To complete the program, the participant must simply observe and log the required number of the nearest stars featured on the observing list and perform the three additional tasks. Submit your observation logs with sketches or images to the Solar Neighborhood Observing Program Coordinator. Please note that all observations must include the following basic information:
- Observer’s name
- Object’s name
- Date and Time (Local or Universal Time)
- Observing Site (Latitude and Longitude)
- Sky conditions (Seeing and Transparency, optional for remote imaging)
- Instrument used and magnification (visual) or FOV (imaging)
- Target ID#, Name, and Stellar Classification
- Sketch or image of the object (should include at least 6 field stars, if possible)
- Identify North (N) and East (E) on your sketches or images
- Your perception of any star color
- Information about star colors and stellar classifications can be found here.
Observation Logs: An observation log template containing these fields is available in Appendix C of this Observing Program. Any other log form of your choosing may also be used, as long as it contains the required information. The Astronomical League store sells an observation journal.
Go-To Scope: While “go-to” telescope systems are allowed for submissions, traditional star-hopping methods are encouraged for the completion of this list, as they require the observer to truly learn the sections of the sky they are exploring; an effort which gives a greater sense of personal achievement once the star is successfully located.
Sketching / Imaging: Sketching is required due to the difficulty in determining some of the stars. Primarily the nearby star and key stars that identify the field are all that need to be sketched. If you prefer to image the stars, please indicate the target star with a circle or a pointer. Often these stars have moved significantly since the commonly used SDSS reference images were released.
Submitting for Certification
|If you note any issues with the description or target lists for this Observing Program, please be sure to pass them on to the Coordinator.
To submit your observations, send COPIES of your logs to the Solar Neighborhood Observing Program Coordinator (or a link to their location on-line), along with your name, mailing address, astronomy club or Astronomical League affiliation, email address, phone number, and the person to whom the certification should be sent. Please do not send your original logs, as they will not be returned. Upon the reception and verification of the observations by the Coordinator, a certificate and award pin (if earned) will be sent to the address provided, or to the Awards Coordinator of your club for presentation (if requested). Good luck and enjoy these stellar jewels. Please send your submission to the:
Solar Neighborhood Observing Program Coordinator:
2836 Rangewood Ter NE
Atlanta GA 30345-1581

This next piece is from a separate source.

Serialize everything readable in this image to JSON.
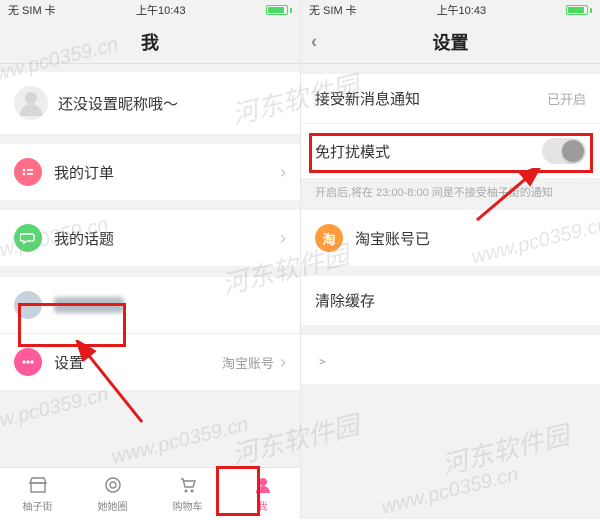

The idea for this Observing Program was proposed to the Astronomical League by David Wickholm in October of 2021. Thanks, David, for a great idea for another Observing Program.

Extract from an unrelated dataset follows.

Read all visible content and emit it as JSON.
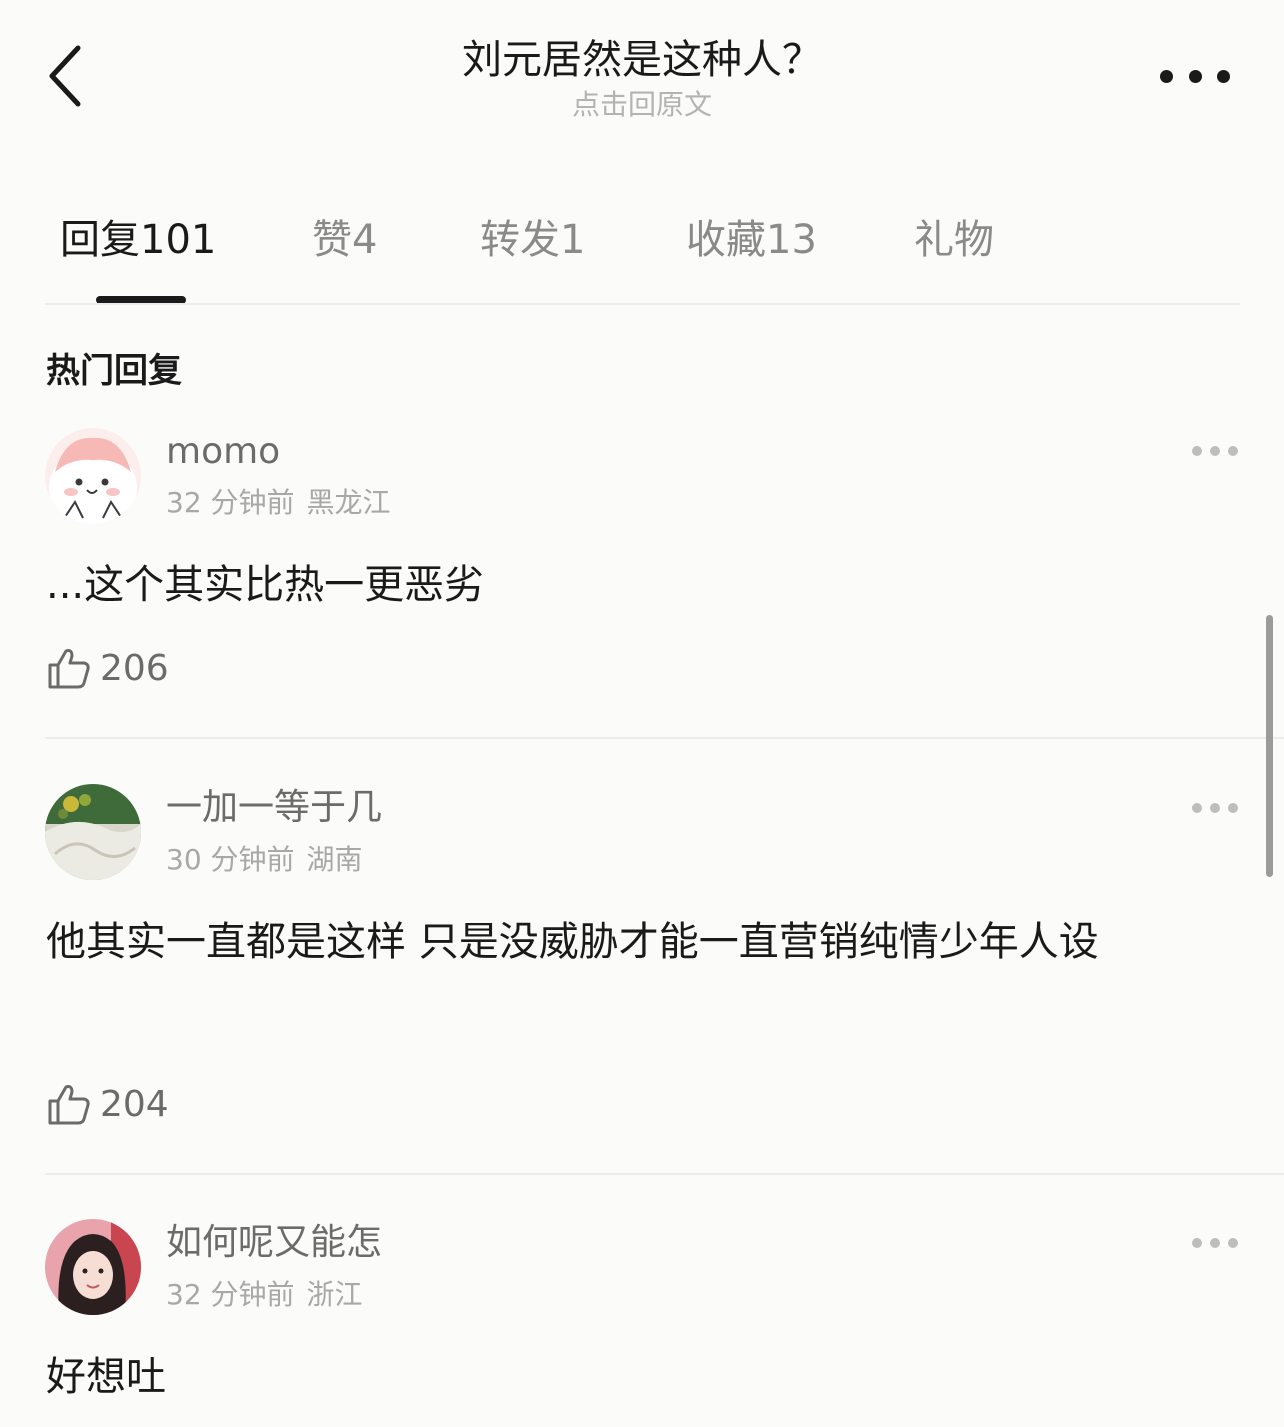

- List of stars within 10 parsecs
- Appendix A – Star Field for Barnard’s Star (PDF)
- Appendix B – Constructing an Occulting Eyepiece (PDF)
- Appendix C – Sample Observation Log (PDF)
- Appendix D – How to make a Sun Funnel from AAS (PDF)